Matthew A. Bruckner of Howard has written Preventing Predation & Encouraging Innovation in Fintech Lending. Here is the abstract:
More than 20 years ago, IBM's Deep Blue vanquished chess grandmaster and reigning world chess champion, Garry Kasparov, in a pair of best-of-six matches. Since then, numerous companies have invested large sums of money to develop additional game-playing, machine-learning algorithms. They have enjoyed significant successes. For example, in 2016, AlphaGo demolished Lee Sedol, a world champion Go player, 4-1 in a series of matches by, among other things, making “a move no human would ever play, stunning experts and fans and utterly wrong-footing world champion Lee Sedol.” In addition, Libratus defeated “four of the top-ranked human Texas Hold'em players in the world over the course of 120,000 hands” during a twenty-day poker competition in 2017. Other algorithms have also defeated top players in checkers, chess, Jeopardy!, and Scrabble.
These companies are not trying to dominate your family game nights. Instead, they are betting that many of the techniques and strategies used to create world-class game-playing algorithms can be deployed for other purposes as well. In other words, they are looking to create general-purpose artificial intelligence (AI) systems. One use for AI systems is to improve credit-underwriting models. The regulation of these types of AI systems is the focus of this paper.

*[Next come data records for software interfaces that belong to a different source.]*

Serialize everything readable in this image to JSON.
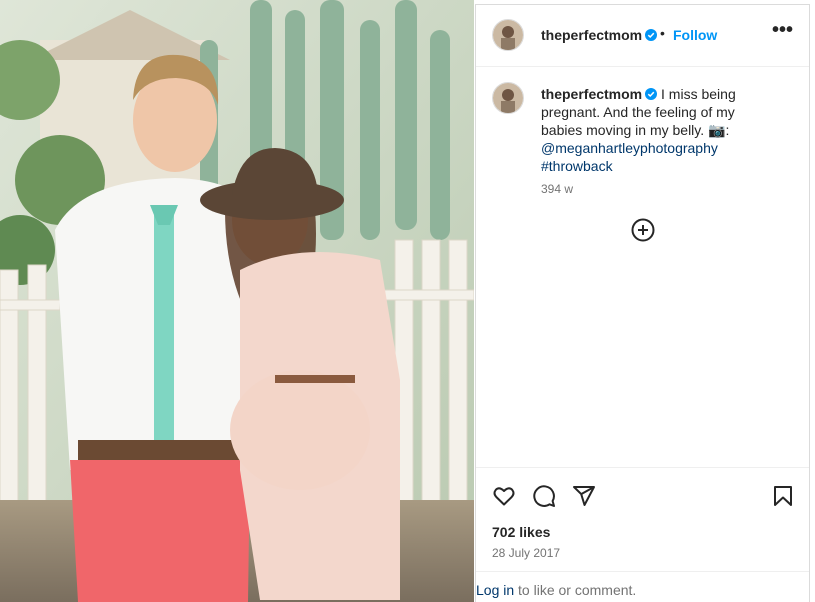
{
  "post": {
    "username": "theperfectmom",
    "follow_label": "Follow",
    "separator": "•",
    "more_label": "•••",
    "caption": {
      "text": "I miss being pregnant. And the feeling of my babies moving in my belly. 📷:",
      "mention": "@meganhartleyphotography",
      "hashtag": "#throwback"
    },
    "time_ago": "394 w",
    "likes": "702 likes",
    "date": "28 July 2017",
    "login_link": "Log in",
    "login_suffix": " to like or comment."
  },
  "icons": [
    "verified-badge-icon",
    "heart-icon",
    "comment-icon",
    "share-icon",
    "save-icon",
    "add-circle-icon",
    "more-options-icon"
  ],
  "colors": {
    "link_blue": "#0095f6",
    "link_dark": "#00376b",
    "muted": "#737373",
    "text": "#262626"
  }
}
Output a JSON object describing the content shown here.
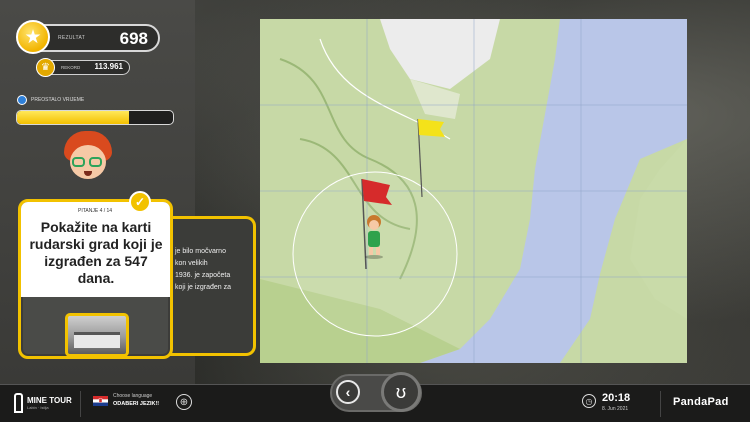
{
  "score": {
    "label": "REZULTAT",
    "value": "698",
    "icon": "star-icon"
  },
  "record": {
    "label": "REKORD",
    "value": "113.961",
    "icon": "trophy-icon"
  },
  "timer": {
    "label": "PREOSTALO VRIJEME",
    "fraction_remaining": 0.72,
    "icon": "clock-icon"
  },
  "question": {
    "counter": "PITANJE 4 / 14",
    "text": "Pokažite na karti rudarski grad koji je izgrađen za 547 dana.",
    "hint_text": "je bilo močvarno\nkon velikih\n1936. je započeta\nkoji je izgrađen za"
  },
  "map": {
    "colors": {
      "sea": "#b9c6e8",
      "land": "#c7d9a6",
      "town": "#ececec",
      "circle": "#ffffff"
    },
    "flags": [
      {
        "color": "#d62b2b",
        "name": "red-flag"
      },
      {
        "color": "#f4e21a",
        "name": "yellow-flag"
      }
    ]
  },
  "bottom": {
    "logo": {
      "title": "MINE TOUR",
      "subtitle": "Labin · Istija"
    },
    "language": {
      "label": "Choose language",
      "value": "ODABERI JEZIK!!"
    },
    "clock": {
      "time": "20:18",
      "date": "8. Jun 2021"
    },
    "brand": "PandaPad"
  },
  "colors": {
    "accent": "#f2c200",
    "panel": "#4a4b48"
  }
}
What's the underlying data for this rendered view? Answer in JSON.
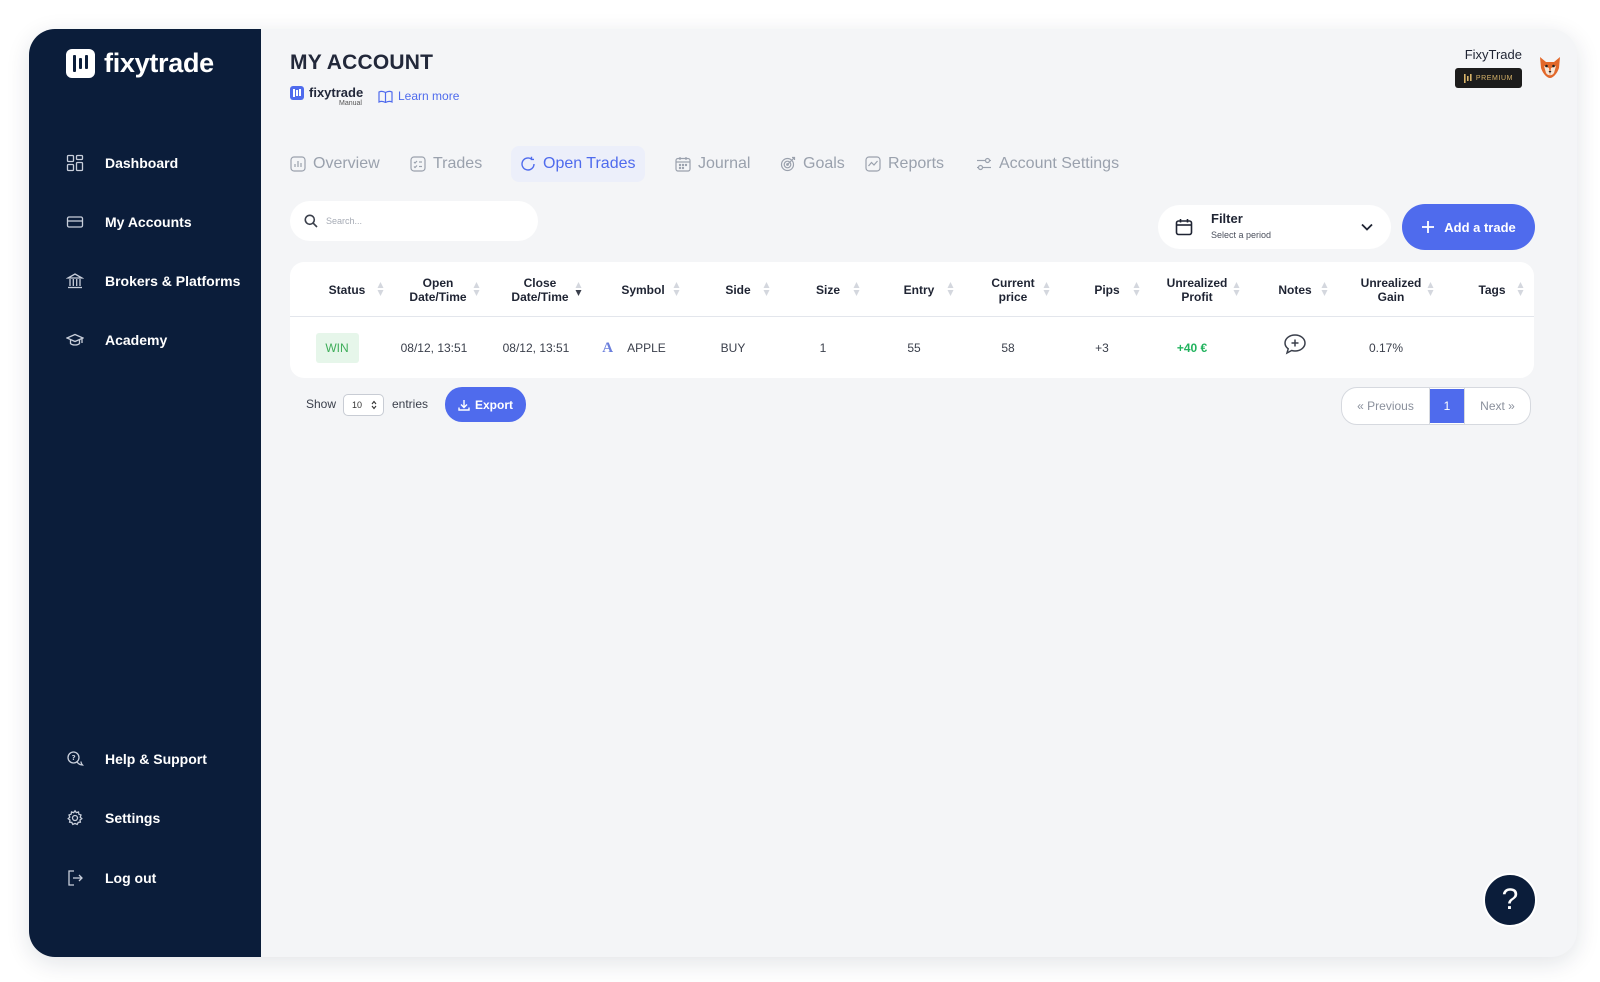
{
  "brand": {
    "name": "fixytrade"
  },
  "sidebar": {
    "items": [
      {
        "label": "Dashboard",
        "icon": "grid-icon"
      },
      {
        "label": "My Accounts",
        "icon": "card-icon"
      },
      {
        "label": "Brokers & Platforms",
        "icon": "bank-icon"
      },
      {
        "label": "Academy",
        "icon": "graduation-cap-icon"
      }
    ],
    "bottom_items": [
      {
        "label": "Help & Support",
        "icon": "help-chat-icon"
      },
      {
        "label": "Settings",
        "icon": "gear-icon"
      },
      {
        "label": "Log out",
        "icon": "logout-icon"
      }
    ]
  },
  "header": {
    "title": "MY ACCOUNT",
    "manual_brand": "fixytrade",
    "manual_sub": "Manual",
    "learn_more": "Learn more",
    "user_name": "FixyTrade",
    "premium_label": "PREMIUM"
  },
  "tabs": [
    {
      "label": "Overview",
      "icon": "bar-chart-icon"
    },
    {
      "label": "Trades",
      "icon": "list-check-icon"
    },
    {
      "label": "Open Trades",
      "icon": "refresh-icon",
      "active": true
    },
    {
      "label": "Journal",
      "icon": "calendar-icon"
    },
    {
      "label": "Goals",
      "icon": "target-icon"
    },
    {
      "label": "Reports",
      "icon": "report-icon"
    },
    {
      "label": "Account Settings",
      "icon": "sliders-icon"
    }
  ],
  "toolbar": {
    "search_placeholder": "Search...",
    "filter_title": "Filter",
    "filter_sub": "Select a period",
    "add_trade": "Add a trade"
  },
  "table": {
    "headers": {
      "status": "Status",
      "open_1": "Open",
      "open_2": "Date/Time",
      "close_1": "Close",
      "close_2": "Date/Time",
      "symbol": "Symbol",
      "side": "Side",
      "size": "Size",
      "entry": "Entry",
      "current_1": "Current",
      "current_2": "price",
      "pips": "Pips",
      "uprofit_1": "Unrealized",
      "uprofit_2": "Profit",
      "notes": "Notes",
      "ugain_1": "Unrealized",
      "ugain_2": "Gain",
      "tags": "Tags"
    },
    "rows": [
      {
        "status": "WIN",
        "open": "08/12, 13:51",
        "close": "08/12, 13:51",
        "symbol_logo": "A",
        "symbol": "APPLE",
        "side": "BUY",
        "size": "1",
        "entry": "55",
        "current": "58",
        "pips": "+3",
        "profit": "+40 €",
        "gain": "0.17%",
        "tags": ""
      }
    ]
  },
  "footer": {
    "show": "Show",
    "entries_value": "10",
    "entries": "entries",
    "export": "Export",
    "prev": "« Previous",
    "page": "1",
    "next": "Next »"
  },
  "help_fab": "?",
  "colors": {
    "sidebar_bg": "#0b1d3a",
    "accent": "#4f6bed",
    "win_bg": "#e6f6ea",
    "win_text": "#3fae5a",
    "profit": "#22b35e"
  }
}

This new breed of lenders, often called fintech lenders, are amassing hordes of data (Big Data) and using machine- learning techniques honed in the game-playing context to improve existing credit-underwriting models. Fintech lenders commonly use nontraditional, tech-centric methods to market themselves to prospective borrowers, evaluate borrower creditworthiness, and to match prospective borrowers with sources of credit. Examples include Lenddo and ZestFinance. Fintech lenders often claim that they can lower loan origination costs and loan default rates, thus improving credit accessibility.
This essay proceeds as follows. First, it briefly explains fintech lending, focusing on its differences from traditional lending. Next, it highlights the promise and peril of fintech lending. Finally, it considers how state and federal regulators might deploy their powers to prohibit unfair acts and practices to encourage the promise and avoid the peril of fintech lending. A brief conclusion follows.